Reducing unscheduled admissions for diabetes will help reduce overcrowding and clinical pressures in the emergency department, leading to reduced waiting times. This will also reduce costs on the health services by providing the right care, in the right place, at the right time, by placing the patient at the centre of the model which aligns with the Transforming Your Care (TYC) strategy in the UK [45]. In addition, better co-ordination across health care sectors and professional groups has the potential to, and has been shown to, improve outcomes in adults with diabetes.


There were a number of limitations in relation to this review; the search only included papers written in English and published since 2014 so there could be interventions that pre- dated this or interventions published in other languages not identified in the search. However, as health care and technology progresses so rapidly it was felt important to focus on recent practice as far as possible. The most common limitation that appeared in the studies was an underpowered or small sample size, potentially leading to Type II errors or bias [19, 20, 25, 29, 35,36,37, 44]. In one study financial incentives were also used to encourage participation which could have produced results that would have not been seen otherwise [27]. Three studies lacked a control group [19, 30, 34] and a number of studies did not blind either participants, healthcare professionals or researchers in the allocation of the intervention arm, potentially leading to bias [20, 24,25,26, 28,29,30,31,32, 37]. Three studies also had unclear study designs [21, 27, 35]. There were only 7 high quality papers and 3 moderate quality papers, with 1 low quality paper and 8 papers of unknown quality, therefore the strength of the evidence should be considered with caution.

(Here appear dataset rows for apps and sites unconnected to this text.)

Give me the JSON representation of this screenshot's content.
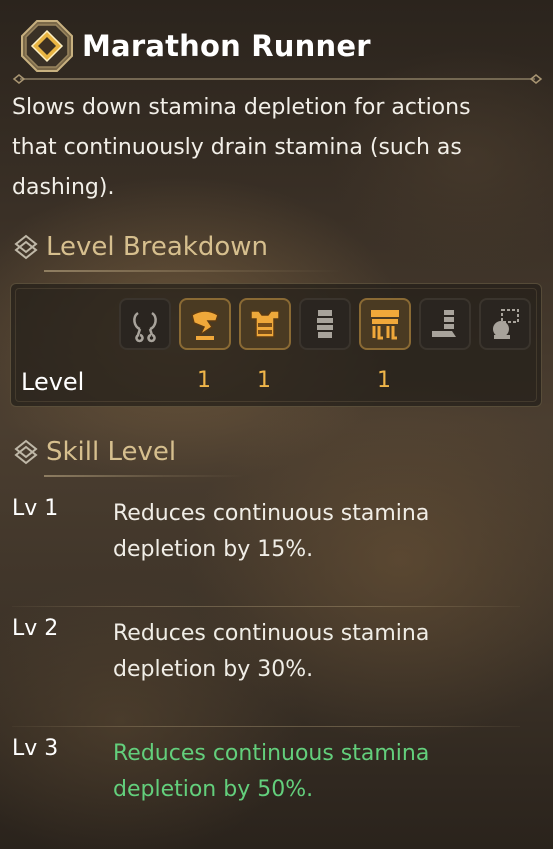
{
  "skill": {
    "title": "Marathon Runner",
    "description": "Slows down stamina depletion for actions that continuously drain stamina (such as dashing).",
    "icon": "skill-diamond-icon",
    "accent_color": "#d6bf8e"
  },
  "breakdown": {
    "header": "Level Breakdown",
    "row_label": "Level",
    "equipment": [
      {
        "icon": "charm-icon",
        "active": false,
        "level": ""
      },
      {
        "icon": "helm-icon",
        "active": true,
        "level": "1"
      },
      {
        "icon": "chest-armor-icon",
        "active": true,
        "level": "1"
      },
      {
        "icon": "arm-armor-icon",
        "active": false,
        "level": ""
      },
      {
        "icon": "waist-armor-icon",
        "active": true,
        "level": "1"
      },
      {
        "icon": "leg-armor-icon",
        "active": false,
        "level": ""
      },
      {
        "icon": "decoration-icon",
        "active": false,
        "level": ""
      }
    ],
    "level_color": "#f0b64a"
  },
  "skill_levels": {
    "header": "Skill Level",
    "current_color": "#63cf7c",
    "levels": [
      {
        "name": "Lv 1",
        "description": "Reduces continuous stamina depletion by 15%.",
        "current": false
      },
      {
        "name": "Lv 2",
        "description": "Reduces continuous stamina depletion by 30%.",
        "current": false
      },
      {
        "name": "Lv 3",
        "description": "Reduces continuous stamina depletion by 50%.",
        "current": true
      }
    ]
  }
}
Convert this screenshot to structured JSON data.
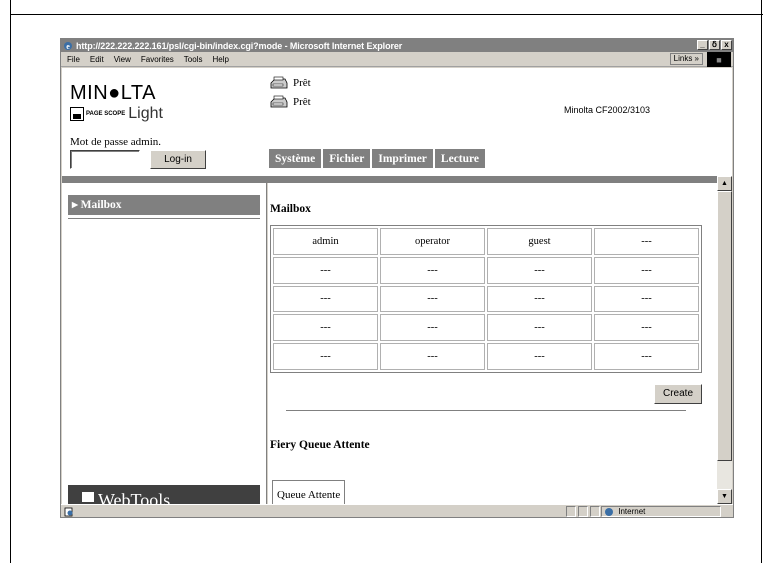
{
  "browser": {
    "title": "http://222.222.222.161/psl/cgi-bin/index.cgi?mode - Microsoft Internet Explorer",
    "controls": {
      "minimize": "_",
      "restore": "ẟ",
      "close": "x"
    },
    "menu": [
      "File",
      "Edit",
      "View",
      "Favorites",
      "Tools",
      "Help"
    ],
    "links_label": "Links »",
    "status_zone": "Internet"
  },
  "header": {
    "brand": "MIN●LTA",
    "pagescope_badge": "PAGE SCOPE",
    "pagescope_product": "Light",
    "password_label": "Mot de passe admin.",
    "password_value": "",
    "login_label": "Log-in",
    "status": [
      "Prêt",
      "Prêt"
    ],
    "model": "Minolta CF2002/3103",
    "tabs": [
      "Système",
      "Fichier",
      "Imprimer",
      "Lecture"
    ]
  },
  "sidebar": {
    "mailbox_label": "▸ Mailbox",
    "webtools_label": "WebTools"
  },
  "main": {
    "mailbox_title": "Mailbox",
    "mailbox_rows": [
      [
        "admin",
        "operator",
        "guest",
        "---"
      ],
      [
        "---",
        "---",
        "---",
        "---"
      ],
      [
        "---",
        "---",
        "---",
        "---"
      ],
      [
        "---",
        "---",
        "---",
        "---"
      ],
      [
        "---",
        "---",
        "---",
        "---"
      ]
    ],
    "create_label": "Create",
    "queue_title": "Fiery Queue Attente",
    "queue_tab": "Queue Attente"
  },
  "colors": {
    "accent_gray": "#808080",
    "window_face": "#d4d0c8"
  }
}
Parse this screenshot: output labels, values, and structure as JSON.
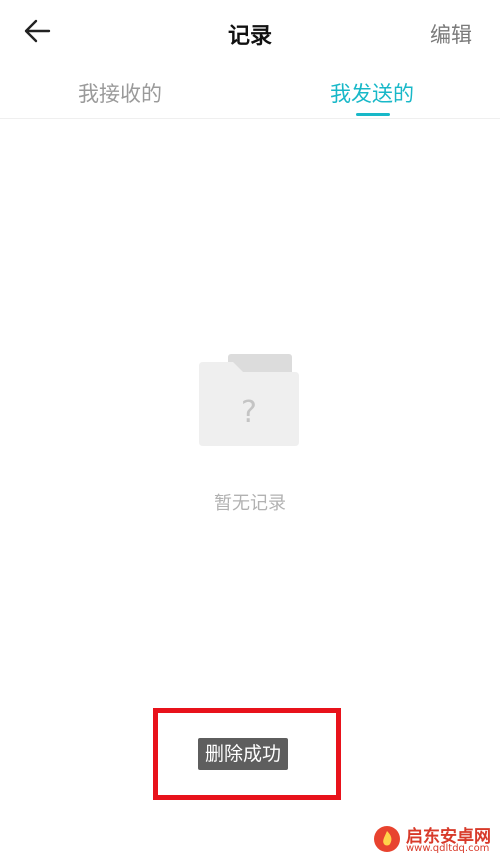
{
  "header": {
    "back_icon": "arrow-left-icon",
    "title": "记录",
    "edit_label": "编辑"
  },
  "tabs": [
    {
      "label": "我接收的",
      "active": false
    },
    {
      "label": "我发送的",
      "active": true
    }
  ],
  "colors": {
    "accent": "#18b8c8",
    "inactive_tab": "#9a9a9a",
    "toast_bg": "#5e5e5e",
    "highlight_frame": "#e8121b"
  },
  "empty_state": {
    "icon": "folder-question-icon",
    "icon_glyph": "?",
    "text": "暂无记录"
  },
  "toast": {
    "text": "删除成功"
  },
  "watermark": {
    "logo_icon": "flame-logo-icon",
    "name": "启东安卓网",
    "url": "www.qdltdq.com"
  }
}
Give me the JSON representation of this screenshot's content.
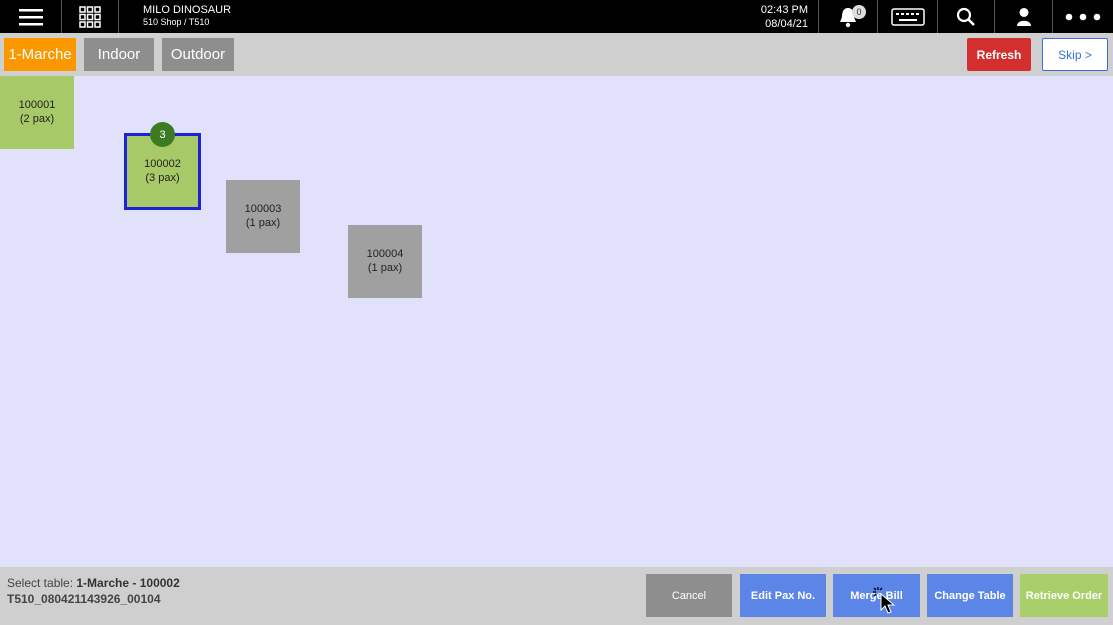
{
  "header": {
    "app_name": "MILO DINOSAUR",
    "shop_terminal": "510 Shop / T510",
    "time": "02:43 PM",
    "date": "08/04/21",
    "notification_count": "0",
    "icons": [
      "menu-icon",
      "grid-icon",
      "bell-icon",
      "keyboard-icon",
      "search-icon",
      "user-icon",
      "more-icon"
    ]
  },
  "tabs": [
    {
      "label": "1-Marche",
      "active": true
    },
    {
      "label": "Indoor",
      "active": false
    },
    {
      "label": "Outdoor",
      "active": false
    }
  ],
  "actions": {
    "refresh_label": "Refresh",
    "skip_label": "Skip >"
  },
  "tables": [
    {
      "id": "100001",
      "pax": "(2 pax)",
      "status": "occupied"
    },
    {
      "id": "100002",
      "pax": "(3 pax)",
      "status": "selected",
      "badge": "3"
    },
    {
      "id": "100003",
      "pax": "(1 pax)",
      "status": "available"
    },
    {
      "id": "100004",
      "pax": "(1 pax)",
      "status": "available"
    }
  ],
  "footer": {
    "select_prefix": "Select table: ",
    "select_value": "1-Marche - 100002",
    "order_code": "T510_080421143926_00104",
    "buttons": {
      "cancel": "Cancel",
      "edit_pax": "Edit Pax No.",
      "merge_bill": "Merge Bill",
      "change_table": "Change Table",
      "retrieve_order": "Retrieve Order"
    }
  },
  "colors": {
    "active_tab": "#fb9800",
    "refresh": "#d32f2f",
    "selected_border": "#1d22d8",
    "occupied_table": "#a8c968",
    "available_table": "#a0a0a0",
    "action_blue": "#5b86e8",
    "retrieve_green": "#a8cf6a",
    "canvas_bg": "#e2e1fb"
  }
}
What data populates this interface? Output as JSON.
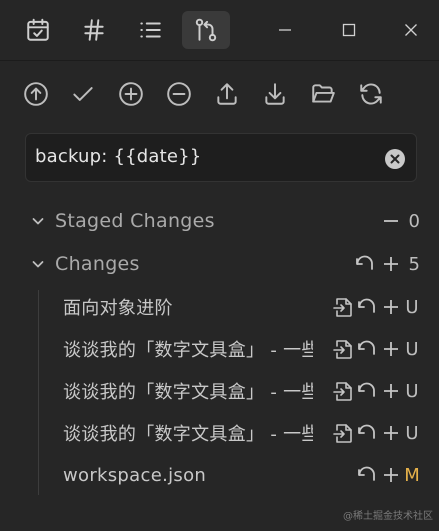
{
  "tabs": [
    {
      "icon": "calendar-check-icon"
    },
    {
      "icon": "hash-icon"
    },
    {
      "icon": "list-icon"
    },
    {
      "icon": "git-compare-icon",
      "active": true
    }
  ],
  "window_controls": [
    "minimize-icon",
    "maximize-icon",
    "close-icon"
  ],
  "toolbar": [
    "arrow-up-circle-icon",
    "check-icon",
    "plus-circle-icon",
    "minus-circle-icon",
    "upload-icon",
    "download-icon",
    "folder-open-icon",
    "refresh-icon"
  ],
  "commit": {
    "message": "backup: {{date}}"
  },
  "staged": {
    "title": "Staged Changes",
    "count": "0"
  },
  "changes": {
    "title": "Changes",
    "count": "5",
    "files": [
      {
        "name": "面向对象进阶",
        "status": "U"
      },
      {
        "name": "谈谈我的「数字文具盒」 - 一些",
        "status": "U"
      },
      {
        "name": "谈谈我的「数字文具盒」 - 一些",
        "status": "U"
      },
      {
        "name": "谈谈我的「数字文具盒」 - 一些",
        "status": "U"
      },
      {
        "name": "workspace.json",
        "status": "M"
      }
    ]
  },
  "colors": {
    "background": "#262626",
    "modified": "#e5b14a"
  },
  "watermark": "@稀土掘金技术社区"
}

Data extraction was undertaken by one reviewer only (AW) due to the lack of ambiguity in the data to be extracted, having a second reviewer may have added to the rigour of the study.


The findings in this paper show that globally, there is a scarcity of high-quality research into interventions that reduce unscheduled hospital care in adults with diabetes, despite this being such an important aspect of health care provision. Statistically significant decreases were reported from one study using patient education and two studies promoting integrated care suggesting these are the most effective interventions at reducing unscheduled hospital care for hypoglycaemic events in adults with diabetes. It is evident that there are opportunities to improve integrated care for people with diabetes however, as the quality of the existing evidence base is variable, further high-quality research with larger samples should be carried out to enhance the evidence base around these interventions. Investment in effective community-based interventions must be a priority to shift the balance of care from secondary to primary care to facilitate reduction in unscheduled hospital admissions.